What can attendees expect from the evening, in terms of their oneironautical training?
Attendees will learn eight lessons from the science of lucid dreaming: 1) what lucid dreams are; 2) how scientists were first able to verify the existence of lucid dreaming; 3) when in the night lucid dreams are most likely to occur; 4) the most effective method for inducing a lucid dream, according to science; 5) what you can do in a lucid dream; 6) whether lucid dreams can be used therapeutically; 7) the neuroscience of lucid dreaming; and 8) what extraordinary possibilities lucid dreaming may hold.
Lucid dreaming is said to enable you to ‘live out your wildest fantasies’. Can the subconscious brain really be controlled and trained to this extent?
Yes, absolutely, the dreaming brain can be trained to become lucid enough to allow the dreamer to play out their fantasies, though the dream does always seem to retain an element of control – we’re never completely in control of a dream, even when lucid.
When interested people talk to you about this subject, is there a common thread of what they wish to get out of the experience? Does everyone want to fly, or live a different life, or are people’s goals quite individualised?
The two Fs are the most popular things to do in a lucid dream – flying and, er, ‘mating’. But the more a person experiences lucid dreaming the more they tend to experiment with what’s possible.
Some people want to talk to the hidden parts of themselves by conversing with their dream characters; others want to test the limits of their imaginations, explore other worlds, explore the cosmos, explore other beings, etc.; some want to get creative ideas from their dreams; for others it’s more of a spiritual practice.
There are common threads, but it’s different for everyone, just as non-lucid dreams are different for everyone.
Is there any danger involved in reaching such a space between sleeping and wakefulness?

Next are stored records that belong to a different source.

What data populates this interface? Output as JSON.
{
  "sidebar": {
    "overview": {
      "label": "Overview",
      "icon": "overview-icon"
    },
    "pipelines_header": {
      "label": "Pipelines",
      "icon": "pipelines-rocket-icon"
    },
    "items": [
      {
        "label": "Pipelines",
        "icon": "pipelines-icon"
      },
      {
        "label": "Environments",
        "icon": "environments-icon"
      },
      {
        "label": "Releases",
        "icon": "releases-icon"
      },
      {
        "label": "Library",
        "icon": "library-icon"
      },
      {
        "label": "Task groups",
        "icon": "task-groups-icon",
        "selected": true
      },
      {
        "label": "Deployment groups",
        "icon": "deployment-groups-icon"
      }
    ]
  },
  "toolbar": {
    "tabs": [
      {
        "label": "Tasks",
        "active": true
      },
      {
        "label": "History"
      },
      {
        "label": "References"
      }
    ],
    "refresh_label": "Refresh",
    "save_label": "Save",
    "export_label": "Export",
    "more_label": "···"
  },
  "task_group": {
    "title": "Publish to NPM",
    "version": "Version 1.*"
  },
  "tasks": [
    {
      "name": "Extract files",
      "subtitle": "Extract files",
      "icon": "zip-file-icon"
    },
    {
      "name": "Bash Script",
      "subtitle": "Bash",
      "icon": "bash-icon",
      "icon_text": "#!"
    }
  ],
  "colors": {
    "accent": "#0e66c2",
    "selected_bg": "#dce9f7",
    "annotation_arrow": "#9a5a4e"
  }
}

I’m thinking sleepwalking murderers and such…
Yes, there are some parasomnias (sleep disorders) that can be dangerous both for the sleeper and for other people – people have committed (and been convicted for) crimes while sleepwalking, injured bed partners by accident while experiencing REM sleep behaviour disorder, injured themselves, etc.

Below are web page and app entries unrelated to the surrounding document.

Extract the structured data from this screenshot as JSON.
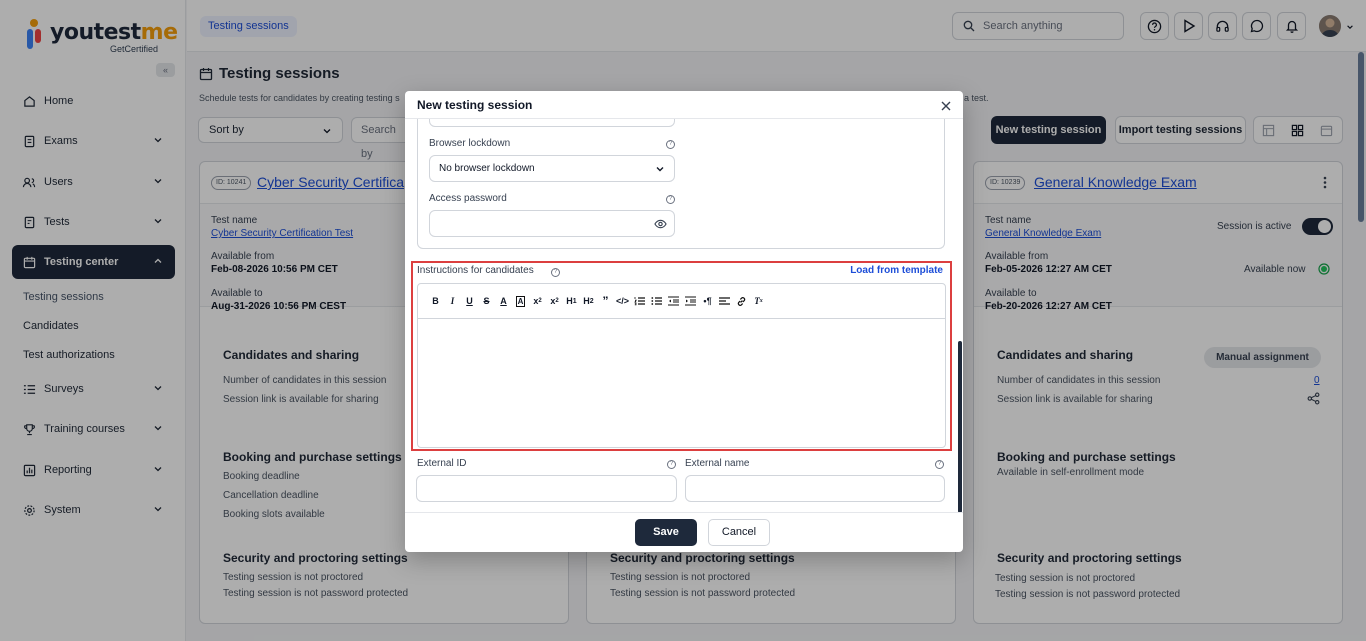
{
  "brand": {
    "name_a": "youtest",
    "name_b": "me",
    "tagline": "GetCertified"
  },
  "sidebar": {
    "items": [
      {
        "label": "Home"
      },
      {
        "label": "Exams"
      },
      {
        "label": "Users"
      },
      {
        "label": "Tests"
      },
      {
        "label": "Testing center"
      },
      {
        "label": "Surveys"
      },
      {
        "label": "Training courses"
      },
      {
        "label": "Reporting"
      },
      {
        "label": "System"
      }
    ],
    "sub_items": [
      {
        "label": "Testing sessions"
      },
      {
        "label": "Candidates"
      },
      {
        "label": "Test authorizations"
      }
    ]
  },
  "topbar": {
    "breadcrumb": "Testing sessions",
    "search_placeholder": "Search anything"
  },
  "page": {
    "title": "Testing sessions",
    "description": "Schedule tests for candidates by creating testing s",
    "description_tail": "k a test.",
    "sort_label": "Sort by",
    "search_label": "Search by",
    "new_button": "New testing session",
    "import_button": "Import testing sessions"
  },
  "cards": [
    {
      "id": "ID: 10241",
      "name": "Cyber Security Certifica",
      "test_name_label": "Test name",
      "test_name": "Cyber Security Certification Test",
      "from_label": "Available from",
      "from": "Feb-08-2026 10:56 PM CET",
      "to_label": "Available to",
      "to": "Aug-31-2026 10:56 PM CEST",
      "sharing_title": "Candidates and sharing",
      "sharing_1": "Number of candidates in this session",
      "sharing_2": "Session link is available for sharing",
      "booking_title": "Booking and purchase settings",
      "booking_1": "Booking deadline",
      "booking_2": "Cancellation deadline",
      "booking_3": "Booking slots available",
      "security_title": "Security and proctoring settings",
      "security_1": "Testing session is not proctored",
      "security_2": "Testing session is not password protected"
    },
    {
      "security_title": "Security and proctoring settings",
      "security_1": "Testing session is not proctored",
      "security_2": "Testing session is not password protected"
    },
    {
      "id": "ID: 10239",
      "name": "General Knowledge Exam",
      "test_name_label": "Test name",
      "test_name": "General Knowledge Exam",
      "active_label": "Session is active",
      "from_label": "Available from",
      "from": "Feb-05-2026 12:27 AM CET",
      "available_now": "Available now",
      "to_label": "Available to",
      "to": "Feb-20-2026 12:27 AM CET",
      "sharing_title": "Candidates and sharing",
      "assignment_badge": "Manual assignment",
      "sharing_1": "Number of candidates in this session",
      "candidates_count": "0",
      "sharing_2": "Session link is available for sharing",
      "booking_title": "Booking and purchase settings",
      "booking_1": "Available in self-enrollment mode",
      "security_title": "Security and proctoring settings",
      "security_1": "Testing session is not proctored",
      "security_2": "Testing session is not password protected"
    }
  ],
  "modal": {
    "title": "New testing session",
    "browser_lockdown_label": "Browser lockdown",
    "browser_lockdown_value": "No browser lockdown",
    "access_password_label": "Access password",
    "instructions_label": "Instructions for candidates",
    "load_template": "Load from template",
    "external_id_label": "External ID",
    "external_name_label": "External name",
    "save": "Save",
    "cancel": "Cancel"
  },
  "colors": {
    "primary": "#1e293b",
    "link": "#1d4ed8",
    "highlight": "#dc3f3f"
  }
}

Lucid dreaming is a relatively safe liminal space as the dreamer stays safely tucked up in bed during a lucid dream, but lucid dreams come with their own dangers too, such as the lucid dream becoming a lucid nightmare.
Do you have any tips for people who can hardly remember their dreams, let alone take control of them?
People who are very deep sleepers tend to really struggle to recall dreams, but for the rest of us attention and practice are almost guaranteed to up your dream recall.
As soon as you start paying attention to dreams, giving yourself time in the morning to sit quietly with them before you get up, writing them down, talking about them with other people, etc. recall increases.
My advice to someone who wants to increase their recall would be to set the intention to recall a dream before bed; then in the morning, to lie still with their eyes shut when they wake up, and try to let themselves stay with any dream memories they have, calling them back and committing them to waking memory; and then when they get up, write them down in a journal.
It might be frustrating to begin with, it might take a bit of practice, but within a couple of weeks they should be recalling many more dreams. The trick is to try not to let waking life flood into your consciousness as soon as you wake up, but to stay with dreaming consciousness while you’re still sleepy upon awakening.
Failing that, setting an alarm earlier than normal will probably cause you wake up in the middle of dream, but will also probably interrupt it!
Lessons in Lucid Dreaming takes place on Wednesday 24 January, 7.30 – 10.00pm at The Book Club in Shoreditch. Tickets are £10 in advance, and available through this Eventbrite page. The event is presented by Guerilla Science.